Exercise objective: All of the data below should be copied exactly as it stands.

Recorded data:
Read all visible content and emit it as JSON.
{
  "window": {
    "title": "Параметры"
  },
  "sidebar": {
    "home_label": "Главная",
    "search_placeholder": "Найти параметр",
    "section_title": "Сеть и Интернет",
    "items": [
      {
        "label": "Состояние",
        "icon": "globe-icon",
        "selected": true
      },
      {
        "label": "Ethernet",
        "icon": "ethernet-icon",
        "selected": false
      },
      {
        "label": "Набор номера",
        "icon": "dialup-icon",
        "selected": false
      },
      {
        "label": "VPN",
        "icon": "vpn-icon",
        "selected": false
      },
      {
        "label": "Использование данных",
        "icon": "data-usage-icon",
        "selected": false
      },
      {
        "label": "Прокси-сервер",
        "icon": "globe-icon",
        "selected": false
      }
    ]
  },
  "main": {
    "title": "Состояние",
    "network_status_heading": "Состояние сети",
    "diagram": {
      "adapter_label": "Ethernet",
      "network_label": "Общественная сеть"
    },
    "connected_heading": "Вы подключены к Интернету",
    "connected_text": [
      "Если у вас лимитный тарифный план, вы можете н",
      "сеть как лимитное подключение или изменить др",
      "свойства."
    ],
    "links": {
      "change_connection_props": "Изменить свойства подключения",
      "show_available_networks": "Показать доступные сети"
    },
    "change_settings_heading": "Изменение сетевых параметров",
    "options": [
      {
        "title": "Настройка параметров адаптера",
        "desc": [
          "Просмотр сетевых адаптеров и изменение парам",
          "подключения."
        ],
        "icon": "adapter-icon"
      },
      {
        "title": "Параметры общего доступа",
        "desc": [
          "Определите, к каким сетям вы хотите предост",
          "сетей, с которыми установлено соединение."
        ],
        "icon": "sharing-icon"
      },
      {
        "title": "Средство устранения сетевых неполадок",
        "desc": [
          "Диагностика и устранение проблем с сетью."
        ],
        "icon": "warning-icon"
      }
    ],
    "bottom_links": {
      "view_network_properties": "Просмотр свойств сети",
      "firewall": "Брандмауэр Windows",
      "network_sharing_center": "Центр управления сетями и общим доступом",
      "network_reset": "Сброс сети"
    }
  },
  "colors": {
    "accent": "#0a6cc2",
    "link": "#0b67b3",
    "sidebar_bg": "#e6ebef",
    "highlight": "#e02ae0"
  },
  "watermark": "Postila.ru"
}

Response below:
Read all visible content and emit it as JSON.
{
  "window": {
    "title": "Параметры"
  },
  "sidebar": {
    "home_label": "Главная",
    "search_placeholder": "Найти параметр",
    "section_title": "Сеть и Интернет",
    "items": [
      {
        "label": "Состояние",
        "icon": "globe-icon",
        "selected": true
      },
      {
        "label": "Ethernet",
        "icon": "ethernet-icon",
        "selected": false
      },
      {
        "label": "Набор номера",
        "icon": "dialup-icon",
        "selected": false
      },
      {
        "label": "VPN",
        "icon": "vpn-icon",
        "selected": false
      },
      {
        "label": "Использование данных",
        "icon": "data-usage-icon",
        "selected": false
      },
      {
        "label": "Прокси-сервер",
        "icon": "globe-icon",
        "selected": false
      }
    ]
  },
  "main": {
    "title": "Состояние",
    "network_status_heading": "Состояние сети",
    "diagram": {
      "adapter_label": "Ethernet",
      "network_label": "Общественная сеть"
    },
    "connected_heading": "Вы подключены к Интернету",
    "connected_text": [
      "Если у вас лимитный тарифный план, вы можете н",
      "сеть как лимитное подключение или изменить др",
      "свойства."
    ],
    "links": {
      "change_connection_props": "Изменить свойства подключения",
      "show_available_networks": "Показать доступные сети"
    },
    "change_settings_heading": "Изменение сетевых параметров",
    "options": [
      {
        "title": "Настройка параметров адаптера",
        "desc": [
          "Просмотр сетевых адаптеров и изменение парам",
          "подключения."
        ],
        "icon": "adapter-icon"
      },
      {
        "title": "Параметры общего доступа",
        "desc": [
          "Определите, к каким сетям вы хотите предост",
          "сетей, с которыми установлено соединение."
        ],
        "icon": "sharing-icon"
      },
      {
        "title": "Средство устранения сетевых неполадок",
        "desc": [
          "Диагностика и устранение проблем с сетью."
        ],
        "icon": "warning-icon"
      }
    ],
    "bottom_links": {
      "view_network_properties": "Просмотр свойств сети",
      "firewall": "Брандмауэр Windows",
      "network_sharing_center": "Центр управления сетями и общим доступом",
      "network_reset": "Сброс сети"
    }
  },
  "colors": {
    "accent": "#0a6cc2",
    "link": "#0b67b3",
    "sidebar_bg": "#e6ebef",
    "highlight": "#e02ae0"
  },
  "watermark": "Postila.ru"
}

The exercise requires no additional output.